Less Common Type of Gingivitis
A small percentage of gum disease concert non-boards-induced gingival lesions-is not the cause of plaque biofilm. Plaque biofilm not etiological role in non-boards-induced destruction of the gums.
B. Reasons. Smoking throughout, memorial boards-induced destruction of the gums may occur due to various reasons, such as viral infections, fungal infections cutaneous (skin diseases, allergic reactions, or mechanical trauma.
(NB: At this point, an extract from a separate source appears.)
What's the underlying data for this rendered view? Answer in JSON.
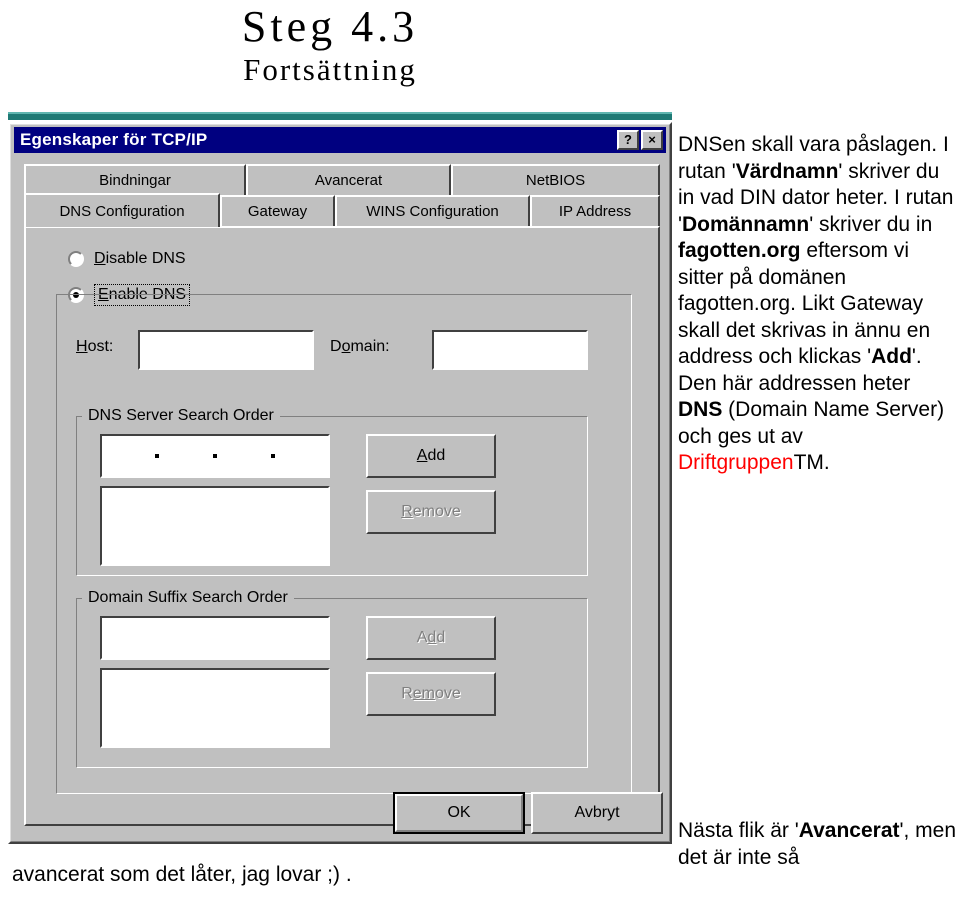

Gum disease in non-boards-induced lesions may be associated with a specific bacterial, viral or fungal infection [8,9].
1. Gum disease-specific bacterial nature are becoming more common, particularly those associated with sexually transmitted diseases, such as Neisseria gonorrhoeae infection associated with gonorrhea.
2. Herpes simplex virus types I and 2 and varicella zoster virus are two examples of viruses that can infect the gums .
3. Fungal infections such as candidiasis, can infect the gums . Fungal infections are most common in immunosuppressed individuals.
4. Gum pockets of some manifestations of systemic diseases such red flat zoster, erythema multiforme, and psoriasis [10,11,12].
5. Allergic reaction to toothpastes and mouthrinses or even food and chewing gum can lead to inflammation of the gums.
2. Aggressive periodontitis differs from chronic periodontitis in several characteristics:
a. The high rate of disease progression that occurs in an otherwise healthy person, leading to a rapid loss of investment and fracture bones.
b. The amount of tissue destruction may be inconsistent with the presence of local etiologic factors. There are relatively small amounts of plaque biofilm or calculus deposits (as compared with those seen in chronic periodontitis).
c. A family history of aggressive periodontitis. The disease can be modified and/or associated with immune deficiency and other genetic factors...